#### Dataset rows for apps and sites:
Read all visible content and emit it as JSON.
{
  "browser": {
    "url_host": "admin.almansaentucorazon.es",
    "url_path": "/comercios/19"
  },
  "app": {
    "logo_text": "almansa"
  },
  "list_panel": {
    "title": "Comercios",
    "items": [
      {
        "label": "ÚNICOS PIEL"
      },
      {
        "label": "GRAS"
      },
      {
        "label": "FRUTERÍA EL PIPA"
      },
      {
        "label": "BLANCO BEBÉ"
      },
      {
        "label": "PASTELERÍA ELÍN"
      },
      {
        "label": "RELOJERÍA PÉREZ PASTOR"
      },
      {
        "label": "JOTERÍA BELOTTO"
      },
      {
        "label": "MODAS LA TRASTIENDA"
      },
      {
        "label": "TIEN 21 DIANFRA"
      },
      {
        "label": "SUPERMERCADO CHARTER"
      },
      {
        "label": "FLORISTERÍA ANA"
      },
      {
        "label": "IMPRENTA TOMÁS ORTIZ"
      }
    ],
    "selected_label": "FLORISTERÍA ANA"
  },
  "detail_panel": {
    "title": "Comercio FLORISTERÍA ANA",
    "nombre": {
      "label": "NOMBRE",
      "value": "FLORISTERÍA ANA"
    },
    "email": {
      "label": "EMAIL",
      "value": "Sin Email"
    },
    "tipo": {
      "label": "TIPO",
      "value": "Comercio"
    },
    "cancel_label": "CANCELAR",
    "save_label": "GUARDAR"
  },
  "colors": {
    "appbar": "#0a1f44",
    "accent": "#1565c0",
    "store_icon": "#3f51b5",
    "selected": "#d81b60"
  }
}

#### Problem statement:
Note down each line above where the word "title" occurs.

#### Response below:
    "title": "Comercios",
    "title": "Comercio FLORISTERÍA ANA",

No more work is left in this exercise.